Even though it took some cues from Fighters Megamix,
The Super Smash Bros. series provides arguably the most fun we can get out of a party game, a pretty big deal considering it dates back to 1999. It got so big that the third game in the series began incorporating characters alien to the Nintendoverse.
Multi-brand Crossover events used to be rare, now they're the most desired thing
When Nintendo came up with SSMB in 1999, Hollywood had been stale in regards to doing crossovers. Even comic book events like Superman vs. Spider-Man were a once-in-a-lifetime thing back in the day (if that even happened at all).
The wider entertainment industry took a while to notice, but there's no way that the continued success of the Super Smash Bros. series didn't inspire Hollywood to once again go crazy with crossovers that pit famous characters against one another not because of some grand noir plot, but simply for the fun of it. Marvel's most successful movies of recent times, Spider-Man: Into The Spiderverse, Avengers Endgame, and Spider-Man: No Way Home are basically Super Smash Bros-like fan service. No Way Home is an especially awesome achievement because taking it off the ground required Marvel and Sony to agree on something, so basically take the amount of work they had with Roger Rabbit but applied to bureaucratic stuff. Here's hoping movies will soon learn that all corporate frontiers must be consumed by the brosification of the world. Games already know that's the way to go:
Crossovers are just shamelessly ripping off Super Smash Bros.
Sony tried something similar to SSMB with Playstation All-Stars Battle Royale, but it wasn't either original or close enough to Super Smash Bros.' magical formula, and that's why you're just now remembering it ever existed.
Weird, because Sony already had their own original and successful “brosified” creation. That's Kingdom Hearts, a game that ditches the all-out battles of SSMB, opting instead for a much more Sony-Esque epic narrative that brings together characters from Disney and the Final Fantasy series.
Warner Bros. didn't want to risk it, so they made Multiversus, a game that's straight-up Super Smash Bros with the WB roster. This broke the final barrier – people are no longer afraid of admitting that Super Smash Bros. is the most powerful IP when it comes to all-around fun.

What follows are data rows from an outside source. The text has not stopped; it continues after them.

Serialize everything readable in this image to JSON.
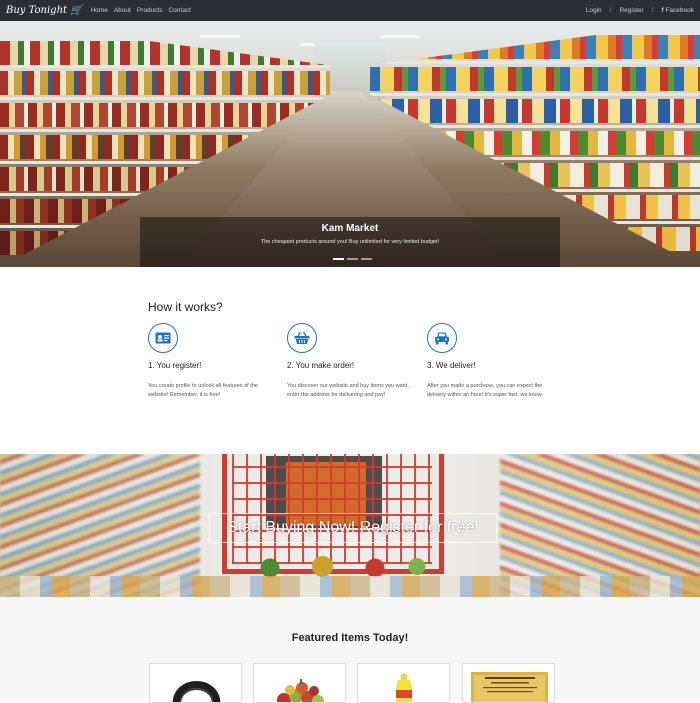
{
  "navbar": {
    "brand": "Buy Tonight",
    "links": [
      "Home",
      "About",
      "Products",
      "Contact"
    ],
    "login": "Login",
    "separator": "/",
    "register": "Register",
    "facebook": "Facebook"
  },
  "hero": {
    "title": "Kam Market",
    "subtitle": "The cheapest products around you! Buy unlimited for very limited budget!",
    "indicator_count": 3,
    "active_indicator": 1
  },
  "how_it_works": {
    "title": "How it works?",
    "steps": [
      {
        "icon": "id-card-icon",
        "title": "1. You register!",
        "text": "You create profile to unlock all features of the website! Remember, it is free!"
      },
      {
        "icon": "basket-icon",
        "title": "2. You make order!",
        "text": "You discover our website and buy items you want, enter the address for delivering and pay!"
      },
      {
        "icon": "car-icon",
        "title": "3. We deliver!",
        "text": "After you made a purchase, you can expect the delivery within an hour! It's super fast, we know"
      }
    ]
  },
  "cta": {
    "text": "Start Buying Now! Register for free!"
  },
  "featured": {
    "title": "Featured Items Today!",
    "items": [
      {
        "name": "headphones"
      },
      {
        "name": "apples"
      },
      {
        "name": "bottle"
      },
      {
        "name": "certificate"
      }
    ]
  },
  "colors": {
    "navbar_bg": "#2b2f33",
    "accent_blue": "#1c73c9",
    "cart_red": "#d63a2a"
  }
}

We can barely wait until they make Multiversus vs Super Smash Bros.
Top Image: Nintendo